Etherpad is a web-based collaborative real-time editor, allowing authors to simultaneously edit a text document, and see all of the participants' edits in real-time, with the ability to display each author's text in their own color. EtherPad is an open source project.
You can quickly set up shared documents and it is fast enough that you can see what others are typing as they're typing it.
One possible negative is that the documents ("pads") aren't protected by a password, so anyone with a link to them can edit them. People immediately compare Etherpad to Google Docs. EtherPad is probably better to use than Google Docs if you want to support anonymity and/or allowing people without Google accounts to participate.

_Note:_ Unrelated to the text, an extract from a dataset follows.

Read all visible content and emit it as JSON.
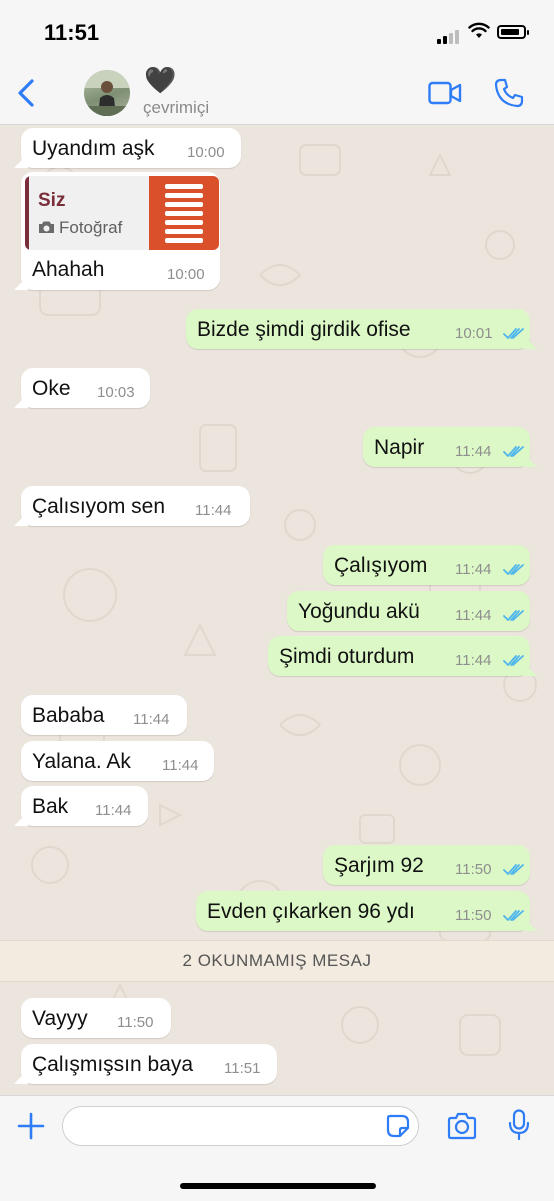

Anyone can create a new collaborative "pad" and each pad will have its own URL. Anyone who has the URL can edit the pad and participate in the associated chats. Each articipant is identified by a color and a name. The software auto-saves the document at regular, short intervals, but participants can permanently save specific versions ("checkpoints") at any time. A "time slider" feature allows anyone to explore the history of the pad. The document can be downloaded in plain text, HTML, Open Document, Microsoft Word, or PDF format. There is also a chat box in the sidebar to allow meta communication.
Google Docs does not do real-time collaborative text editing, so it takes about 5 to 15 seconds for a change you make to show up on other people's screens. That doesn't sound very slow but as the Etherpad creators say, "Imagine if that was true for white boards or telephones." EtherPad (as in ethernet cable) does it in real time which might be important in working as a group.
Etherpad was first launched in November 2008 (as EtherPad) and the software was acquired by Google in December 2009 and released as open source later that month.